A Vertically Oriented Passive Microfluidic Device for Automated Point-Of-Care Testing Directly from Complex Samples

Thumbnail Image
Limited Access
This item is unavailable until:



Journal Title

Journal ISSN

Volume Title


Detection and quantification of biomarkers directly from complex clinical specimens is desired and often required by healthcare professionals for the effective diagnosis and screening of disease, and for general patient care. Current methodologies to accomplish this task have critical shortcomings. Laboratory immunoassays, most notably enzyme-linked immunosorbent assay (ELISA) require extensive clinical infrastructure and complex user intervention steps to generate results and often are accompanied by a lengthy time-to-result. Conversely, available point-of-care (POC) diagnostic solutions, most notably available lateral flow immunoassays (LFIAs), often struggle with sensitivity and specificity in complex fluids, lack quantitative output and are not easily multiplexed. In this dissertation I will discuss the design, fabrication, testing, and refinement of an all-in-one fluorescence microarray integrated into a passive microfluidic fluid handling system to create a versatile and automated POC platform that can detect biomarkers from complex samples for disease management with the relative ease-of-use of an LFIA and the performance of a laboratory-grade test. The platform is driven by capillary and gravitational forces and automates all intervention steps after the addition of the sample and running buffer at the start of testing. The microfluidic cassette is built on a (poly(oligo(ethylene glycol) methyl ether methacrylate) (POEGMA) polymer brush which imparts two key functionalities, (1) it eliminates cellular and protein binding, and when combined with the vertical orientation of the microfluidic cassette prevents settling of debris during all assay steps. This allows for impressive sensitivities and specificities to be obtained from samples as complex as undiluted whole blood even when relying on gentle capillary and hydrostatic pressures for cassette operation. (2) Paradoxically, printed biorecognition elements can be stably and non-covalently immobilized into the POEGMA allowing for all reagents needed to conduct a sandwich immunoassay in a single step to be easily inkjet printed as spatially discrete spots into the POEGMA brush, which also stabilizes them at room temperature. Additionally, the microfluidic cassette is compatible with the “D4Scope” a handheld fluorescence detector that can quantify the output of the microfluidic cassette in seconds at the POC and is the only piece of auxiliary equipment required to operate the test.

This dissertation discusses early cassette prototypes and characterizes the performance of major device iterations (Chapter 2) before moving into three clinical applications of the cassette. First, a multiplexed serological test to detect antibodies against different proteins of the SARS-CoV-2 virus was developed (Chapter 3). Second, a multiplexed COVID-19 diagnostic test that simultaneously differentiates which variant you are infected with was developed (Chapter 4). Third, a sensitive fungal infection test for the diagnosis of talaromycosis was developed (Chapter 5). Finally, a rapidly iterative yet highly scalable injection molding fabrication process flow was created and characterized to improve performance and translatability of the cassette (Chapter 6).

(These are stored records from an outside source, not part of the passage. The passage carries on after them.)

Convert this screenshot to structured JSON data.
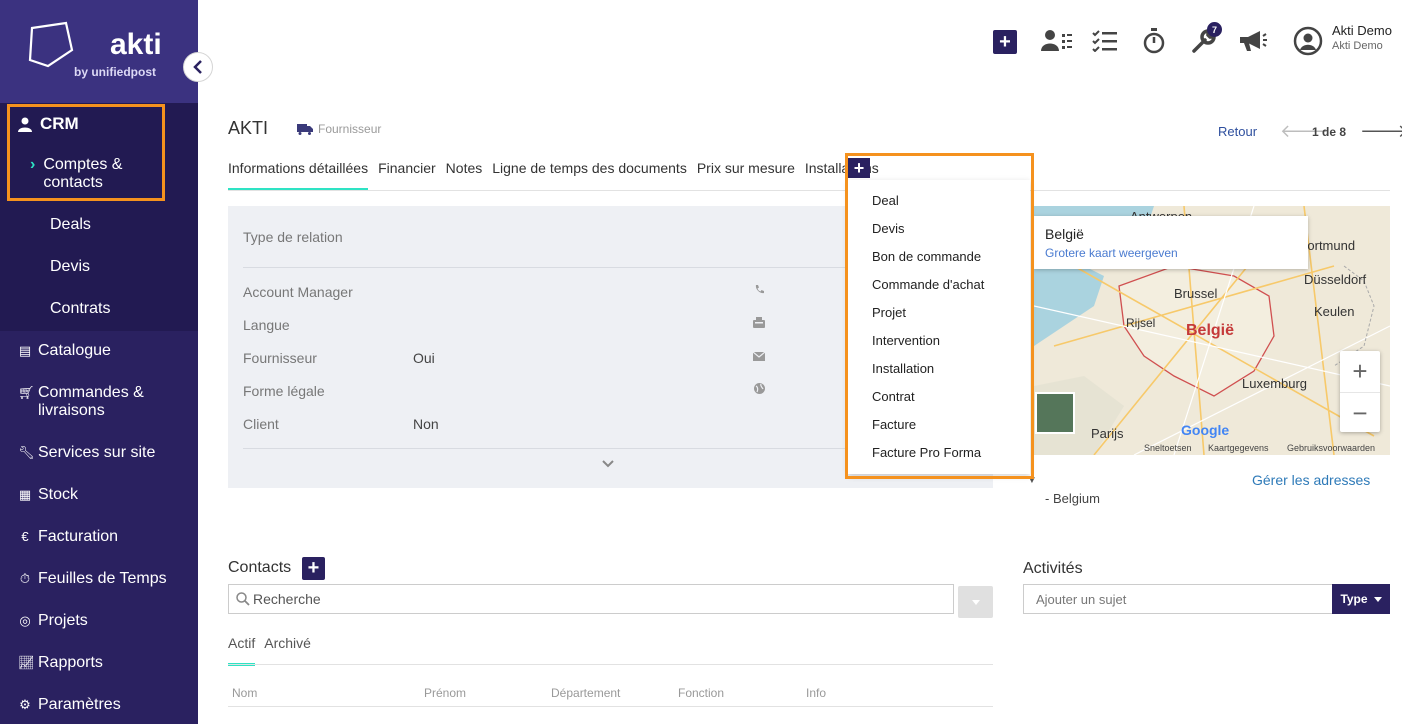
{
  "brand": {
    "name": "akti",
    "tagline": "by unifiedpost"
  },
  "sidebar": {
    "crm": {
      "label": "CRM",
      "icon": "user-icon"
    },
    "crm_items": [
      {
        "label": "Comptes & contacts",
        "active": true
      },
      {
        "label": "Deals"
      },
      {
        "label": "Devis"
      },
      {
        "label": "Contrats"
      }
    ],
    "items": [
      {
        "label": "Catalogue",
        "icon": "book-icon"
      },
      {
        "label": "Commandes & livraisons",
        "icon": "cart-icon"
      },
      {
        "label": "Services sur site",
        "icon": "wrench-icon"
      },
      {
        "label": "Stock",
        "icon": "boxes-icon"
      },
      {
        "label": "Facturation",
        "icon": "euro-icon"
      },
      {
        "label": "Feuilles de Temps",
        "icon": "stopwatch-icon"
      },
      {
        "label": "Projets",
        "icon": "target-icon"
      },
      {
        "label": "Rapports",
        "icon": "chart-icon"
      },
      {
        "label": "Paramètres",
        "icon": "gear-icon"
      }
    ]
  },
  "topbar": {
    "notification_count": "7",
    "user": {
      "name": "Akti Demo",
      "org": "Akti Demo"
    }
  },
  "record": {
    "title": "AKTI",
    "type_label": "Fournisseur",
    "back_label": "Retour",
    "pager": "1 de 8"
  },
  "tabs": [
    "Informations détaillées",
    "Financier",
    "Notes",
    "Ligne de temps des documents",
    "Prix sur mesure",
    "Installations"
  ],
  "info": {
    "relation_label": "Type de relation",
    "fields": [
      {
        "label": "Account Manager",
        "value": "",
        "icon": "phone-icon"
      },
      {
        "label": "Langue",
        "value": "",
        "icon": "fax-icon"
      },
      {
        "label": "Fournisseur",
        "value": "Oui",
        "icon": "envelope-icon"
      },
      {
        "label": "Forme légale",
        "value": "",
        "icon": "globe-icon"
      },
      {
        "label": "Client",
        "value": "Non",
        "icon": ""
      }
    ]
  },
  "dropdown": [
    "Deal",
    "Devis",
    "Bon de commande",
    "Commande d'achat",
    "Projet",
    "Intervention",
    "Installation",
    "Contrat",
    "Facture",
    "Facture Pro Forma"
  ],
  "map": {
    "title": "België",
    "link": "Grotere kaart weergeven",
    "cities": [
      "Dortmund",
      "Düsseldorf",
      "Brussel",
      "België",
      "Keulen",
      "Luxemburg",
      "Parijs",
      "Rijsel",
      "Antwerpen"
    ],
    "footer": [
      "Sneltoetsen",
      "Kaartgegevens",
      "Gebruiksvoorwaarden"
    ],
    "google": "Google",
    "manage_link": "Gérer les adresses",
    "address": "- Belgium"
  },
  "contacts": {
    "title": "Contacts",
    "search_placeholder": "Recherche",
    "subtabs": [
      "Actif",
      "Archivé"
    ],
    "columns": [
      "Nom",
      "Prénom",
      "Département",
      "Fonction",
      "Info"
    ]
  },
  "activities": {
    "title": "Activités",
    "input_placeholder": "Ajouter un sujet",
    "type_label": "Type"
  },
  "colors": {
    "brand": "#2a2160",
    "accent": "#2ee3c4",
    "highlight": "#f5921e",
    "link": "#2e7ab8"
  }
}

Kinnamon, David Stanley (2023). A Vertically Oriented Passive Microfluidic Device for Automated Point-Of-Care Testing Directly from Complex Samples. Dissertation, Duke University. Retrieved from https://hdl.handle.net/10161/30258.


Dukes student scholarship is made available to the public using a Creative Commons Attribution / Non-commercial / No derivative (CC-BY-NC-ND) license.